For most of Nebraska the coldest overnight temperatures this month were May 2 and 3. Low temperatures also occurred on May 10 and 11 and at Wallace (25°F) and Bushnell (26°F) on May 22. The winter wheat in southwest Nebraska on May 2 and 3 was in the joint stage and could have been damaged by temperatures of 24°F and lower. Plants subjected to two hours at that temperature likely will be injured. (For additional information, see Assessing Freeze Injury to Winter Wheat.)
The region did have temperatures cold enough for long enough to cause freeze injury, but the microclimate kept the temperatures above those levels.
Disease levels are very low. Some fields have been sprayed with a fungicide to protect the flag leaf. Continue scouting the fields to evaluate if a fungicide application is warranted.
South Central and Southeast
Michael Sindelar, Extension Educator in Nuckolls and Clay Counties: Wheat ranges from beginning flowering in early planted wheat to pre-flag leaf in late planted wheat. In Clay County, minor damage due to powdery mildew has been observed. Bird cherry aphids (Rhopalosiphum padi) have been found in Nuckolls County. (See NebGuide G1284, Cereal Aphids for more information.) The stands across the counties range from good to fair. Due to the wet spring and frequent rains, this area is at risk for developing wheat head scab and leaf rust. Additionally, signs of leaf rust have been found in Nuckolls county. With the risk of leaf rust and head scab, fungicide applications in wheat may be needed to safeguard yields. However, at the current price of wheat, a fungicide treatment for non-contracted wheat may not be profitable.

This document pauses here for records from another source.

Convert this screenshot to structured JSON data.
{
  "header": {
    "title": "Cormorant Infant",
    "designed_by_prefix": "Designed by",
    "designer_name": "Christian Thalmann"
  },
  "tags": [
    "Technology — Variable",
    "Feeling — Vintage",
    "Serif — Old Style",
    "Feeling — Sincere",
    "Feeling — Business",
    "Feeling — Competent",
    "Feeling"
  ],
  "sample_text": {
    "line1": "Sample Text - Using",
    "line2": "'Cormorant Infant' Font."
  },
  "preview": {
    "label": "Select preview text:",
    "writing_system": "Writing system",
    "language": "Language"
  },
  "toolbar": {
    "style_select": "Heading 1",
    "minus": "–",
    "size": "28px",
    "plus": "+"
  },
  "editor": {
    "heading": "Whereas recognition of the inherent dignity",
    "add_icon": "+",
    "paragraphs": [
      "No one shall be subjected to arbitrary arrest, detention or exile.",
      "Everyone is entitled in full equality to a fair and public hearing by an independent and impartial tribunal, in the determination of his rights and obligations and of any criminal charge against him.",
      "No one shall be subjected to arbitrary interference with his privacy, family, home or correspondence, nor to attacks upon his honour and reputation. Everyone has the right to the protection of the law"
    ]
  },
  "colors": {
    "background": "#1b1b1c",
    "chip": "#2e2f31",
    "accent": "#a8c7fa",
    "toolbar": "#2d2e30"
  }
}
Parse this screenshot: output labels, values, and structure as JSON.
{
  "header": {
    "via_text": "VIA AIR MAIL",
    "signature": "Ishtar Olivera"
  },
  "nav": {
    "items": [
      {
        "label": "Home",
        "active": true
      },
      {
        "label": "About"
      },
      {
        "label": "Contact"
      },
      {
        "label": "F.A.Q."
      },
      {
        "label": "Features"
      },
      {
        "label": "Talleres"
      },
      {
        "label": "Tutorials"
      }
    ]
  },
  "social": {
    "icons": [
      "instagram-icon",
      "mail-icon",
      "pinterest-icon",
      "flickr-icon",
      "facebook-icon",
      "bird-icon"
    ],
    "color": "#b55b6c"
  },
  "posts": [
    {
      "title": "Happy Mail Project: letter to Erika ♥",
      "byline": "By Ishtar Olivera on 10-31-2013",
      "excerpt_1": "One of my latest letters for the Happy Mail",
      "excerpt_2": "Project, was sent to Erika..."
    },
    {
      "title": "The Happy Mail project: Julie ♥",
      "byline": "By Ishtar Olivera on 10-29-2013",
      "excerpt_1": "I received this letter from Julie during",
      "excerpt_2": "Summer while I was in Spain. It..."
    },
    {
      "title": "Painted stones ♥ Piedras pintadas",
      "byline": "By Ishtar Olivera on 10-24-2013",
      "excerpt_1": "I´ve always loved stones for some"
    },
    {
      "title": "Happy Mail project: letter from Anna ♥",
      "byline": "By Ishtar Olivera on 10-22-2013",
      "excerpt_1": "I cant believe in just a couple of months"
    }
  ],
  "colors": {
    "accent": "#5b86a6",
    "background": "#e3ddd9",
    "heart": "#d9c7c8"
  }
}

Nathan Mueller, Extension Educator serving Dodge and Washington Counties: Winter wheat is in mostly good condition with a full soil moisture profile going into heading. As of May 22, growth stages ranged from Feekes 7 to Feekes 10 due to variation in planting dates and variety selection. Weed pressure was light in fields this year, with only about 75% of the acres being sprayed using either Huskie or Affinity Broadspec with 2,4-D. Disease pressure is currently very low, but there will be a higher risk of Fusarium head blight given the wet conditions and forecast. The UNL variety trial in Washington County looks great and you can clearly see the expression of the different varieties now (Figure 2).

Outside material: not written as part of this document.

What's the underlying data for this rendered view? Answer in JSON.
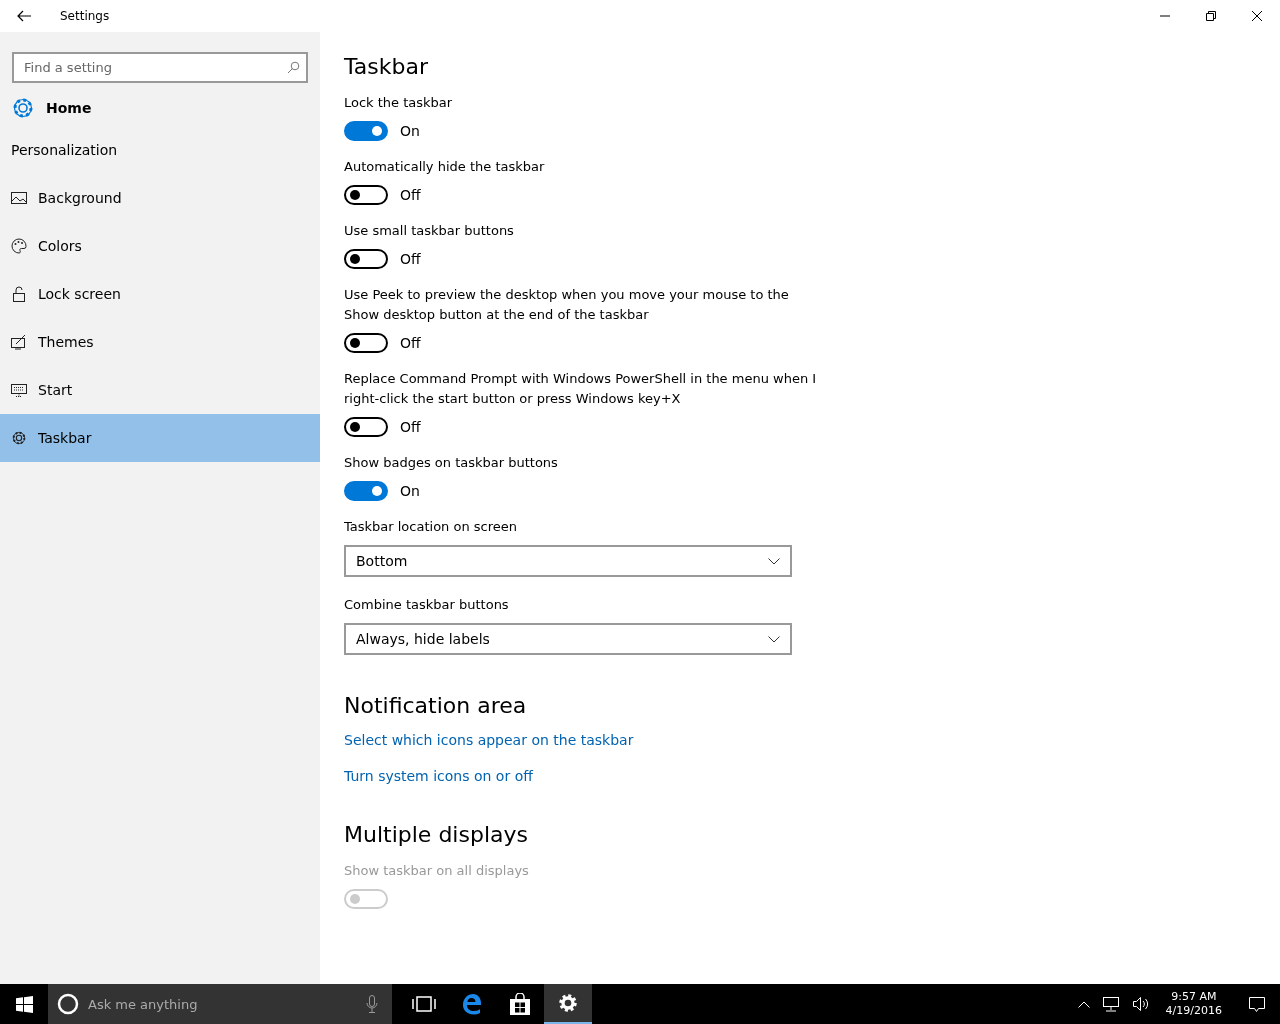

Megan Taylor, Extension Educator serving Platte, Boone and Nance Counties: Wheat in this area is in the booting stage to heading stages. The biggest concerns have been the freezing stress that occurred two weeks ago. Many wheat fields in my area are grown on particularly challenging terrain, in those low areas is where most of the damage is. Even the heads that hadn’t emerged from the leaf sheath were still at risk. There are some c-shaped wheat heads that have emerged due to the freezing stress. There is also leaf bleaching on the flag leaf. Wheat fields affected by the flooding are still progressing and many will be used for forage sources or as a means to hold loose sediment deposited. There have been no signs of insect or disease pressure within my area in wheat, so far. Producers leaving the wheat for grain are keeping their eyes peeled for possible fusarium symptoms. This may become difficult to differentiate between freeze and disease.